### WHAT NEEDS TO BE DONE
Write the following entries out again exactly, skipping each image.

### RECORDS FOR THIS TASK

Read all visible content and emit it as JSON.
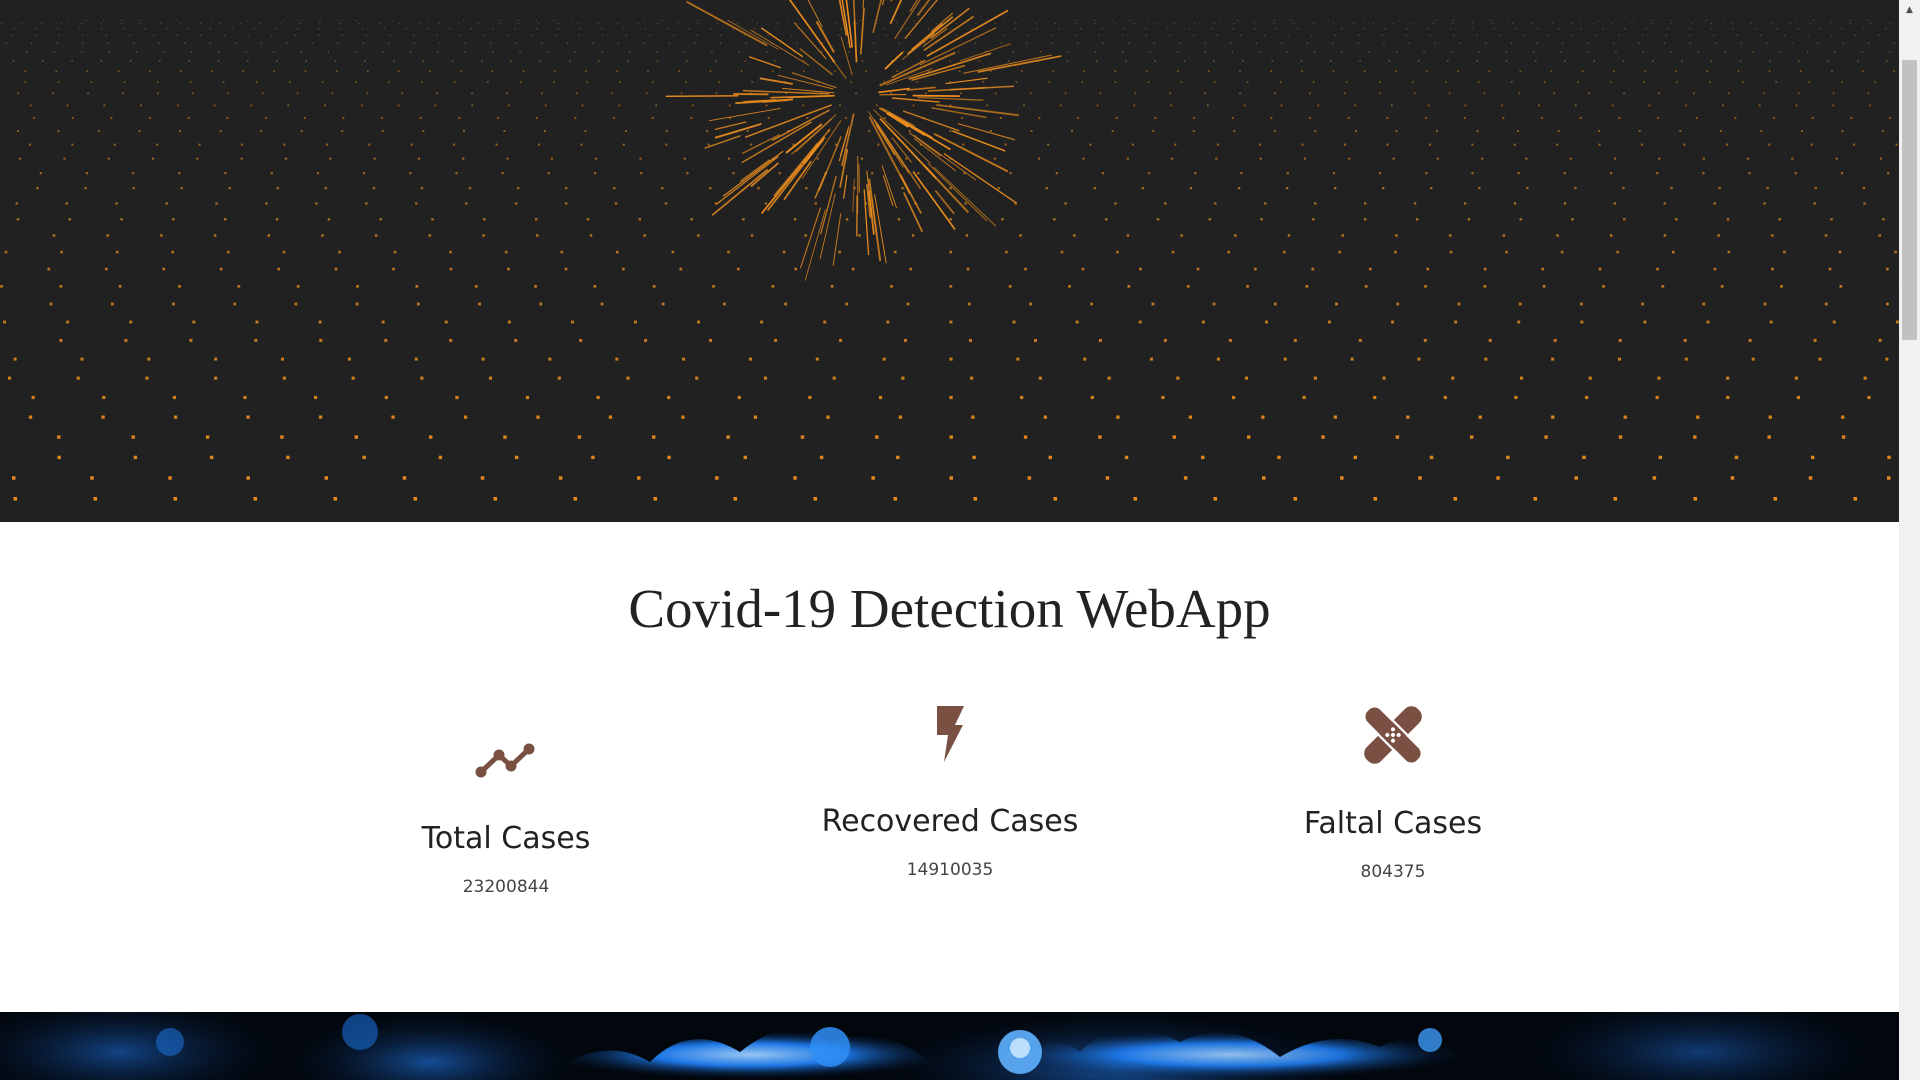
{
  "page": {
    "title": "Covid-19 Detection WebApp"
  },
  "stats": [
    {
      "icon": "trend-line-icon",
      "label": "Total Cases",
      "value": "23200844"
    },
    {
      "icon": "lightning-bolt-icon",
      "label": "Recovered Cases",
      "value": "14910035"
    },
    {
      "icon": "band-aid-icon",
      "label": "Faltal Cases",
      "value": "804375"
    }
  ],
  "colors": {
    "hero_background": "#212121",
    "particle_orange": "#f0901e",
    "icon_brown": "#7a5043",
    "text_dark": "#222222",
    "virus_blue": "#1e7cf0"
  },
  "scrollbar": {
    "up_arrow": "▲"
  }
}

### ANSWER TO THIS PROBLEM
Read all visible content and emit it as JSON.
{
  "page": {
    "title": "Covid-19 Detection WebApp"
  },
  "stats": [
    {
      "icon": "trend-line-icon",
      "label": "Total Cases",
      "value": "23200844"
    },
    {
      "icon": "lightning-bolt-icon",
      "label": "Recovered Cases",
      "value": "14910035"
    },
    {
      "icon": "band-aid-icon",
      "label": "Faltal Cases",
      "value": "804375"
    }
  ],
  "colors": {
    "hero_background": "#212121",
    "particle_orange": "#f0901e",
    "icon_brown": "#7a5043",
    "text_dark": "#222222",
    "virus_blue": "#1e7cf0"
  },
  "scrollbar": {
    "up_arrow": "▲"
  }
}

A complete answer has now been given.